Have you ever heard about the theory of “career capital”? It’s about gaining skills, connections and credentials that put you in a better position to make a difference and stand out. Capital is something used to create wealth and career capital comes from assessing your deficiencies and embracing a plan to close the gap between where you are and where you want to be.
This theory is super fascinating and I think we can apply it to many aspects of life beyond career, including relationships and competitive sports.
Chasing money, chasing lovers or chasing sponsors rarely leads to success. More often than not, frustration and self-doubt set in when we inevitably don’t get it right away. Success and happiness doesn’t come from finding a job or person that corresponds with fulfilling your ideals, it comes from building your skills and focusing on where you can add value.
Many people think, “What can the world offer me?” or “What can someone offer me?”. When you focus only on what others offers you, it leads to chronic unhappiness. In relationships, many people focus on finding the right person rather than being the right person; in business, many focus on getting profits rather than adding value; in sports, many athletes focus on what the team can do for them, rather than what they can do for the team.
Working hard and being busy does not necessarily mean that it yields effective results. The key to building career capital is having a growth mindset and looking for projects and experiences that compel you to learn something new.
Those with a large amount of career capital are continually investing in themselves. They work on their hard skills and soft skills, seeking out opportunities for growth and making small bets to reap larger gains. A career capitalist is also willing to be embarrassed for the sake of getting feedback and making connections.
Diversification of skills is a valuable part of an athlete’s investment portfolio.
An athlete that seeks to gain capital will look at every personal connection, training session, performance or experience with a perspective that assesses their execution and evaluates their performance. These athletes ask themselves, “what has the experience taught me, how can I be better next time or what can I learn from this person”. Evaluation is done in an effort to improve skills and every participation offers the opportunity to get better at their craft.

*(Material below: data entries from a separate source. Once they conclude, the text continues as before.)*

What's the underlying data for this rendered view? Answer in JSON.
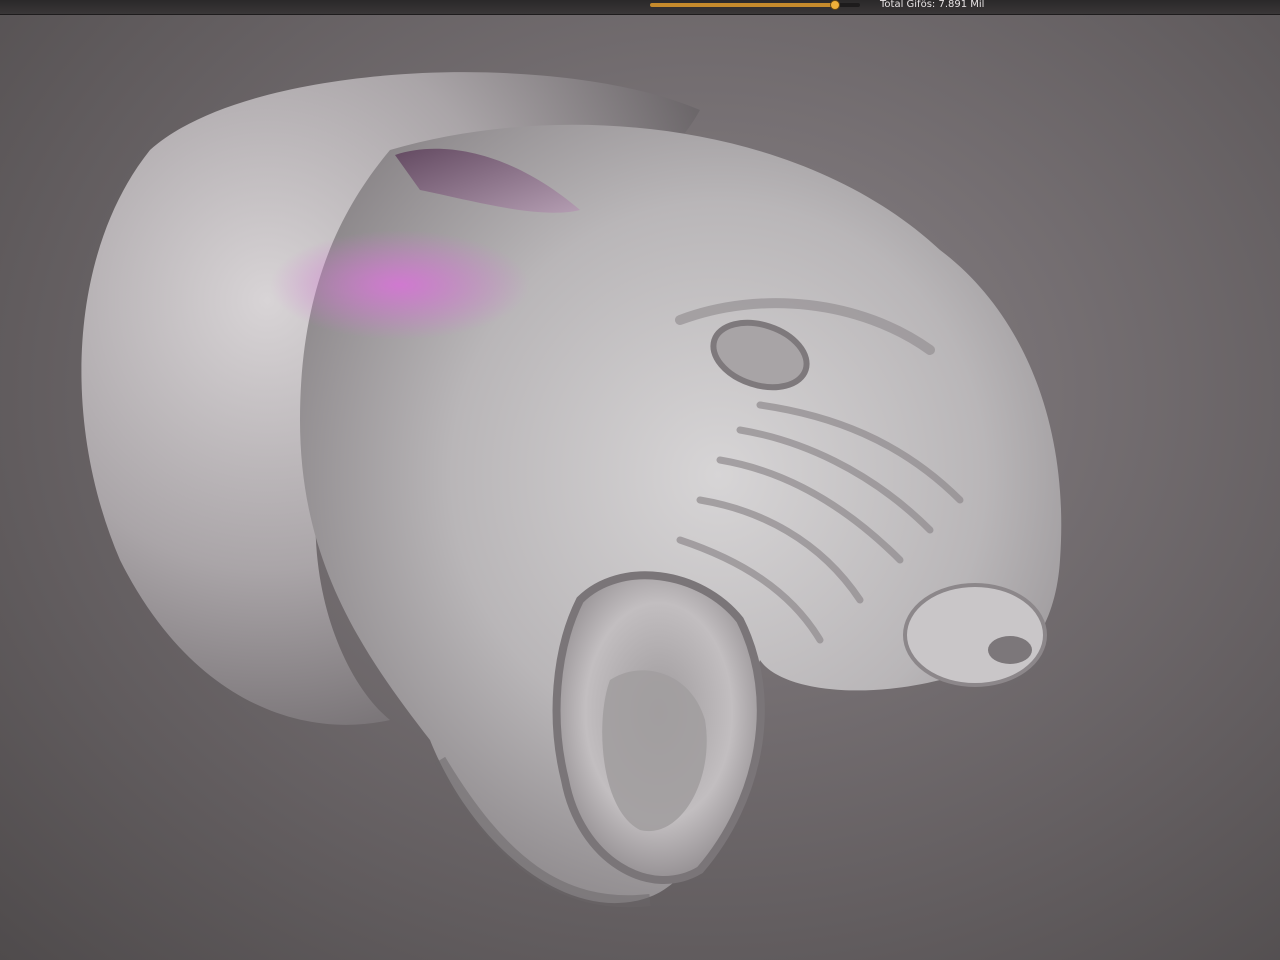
{
  "toolbar": {
    "stat_text": "Total Gifös: 7.891 Mil",
    "slider_value_fraction": 0.88,
    "accent_color": "#f0b03a"
  },
  "viewport": {
    "background_color": "#6e696b",
    "mesh_color": "#bcb8ba",
    "highlight_color": "#d873d8"
  }
}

Athlete’s who gain a substantial amount of athletic capital learn valuable transferable skills and create important connections they can deposit into their bank of experience. Eventually, you become so good they can’t ignore you.
People have an absurd belief that lovers should make them happy and complete them. The truth is, loving is a skill where the masters have carefully practiced and the novices have languished in their carelessness.
If you want to find the right person, you must be the right person. You need something of value to invest. How much relationship capital do you have? How much time have you spent working on your values, your attitude, your personality, your communication skills, your health—how much time have you spent working on yourself? If you’re not willing to invest in yourself, how can you expect anyone else to?
For more great reading, check out Cal Newport’s book So Good They Can’t Ignore You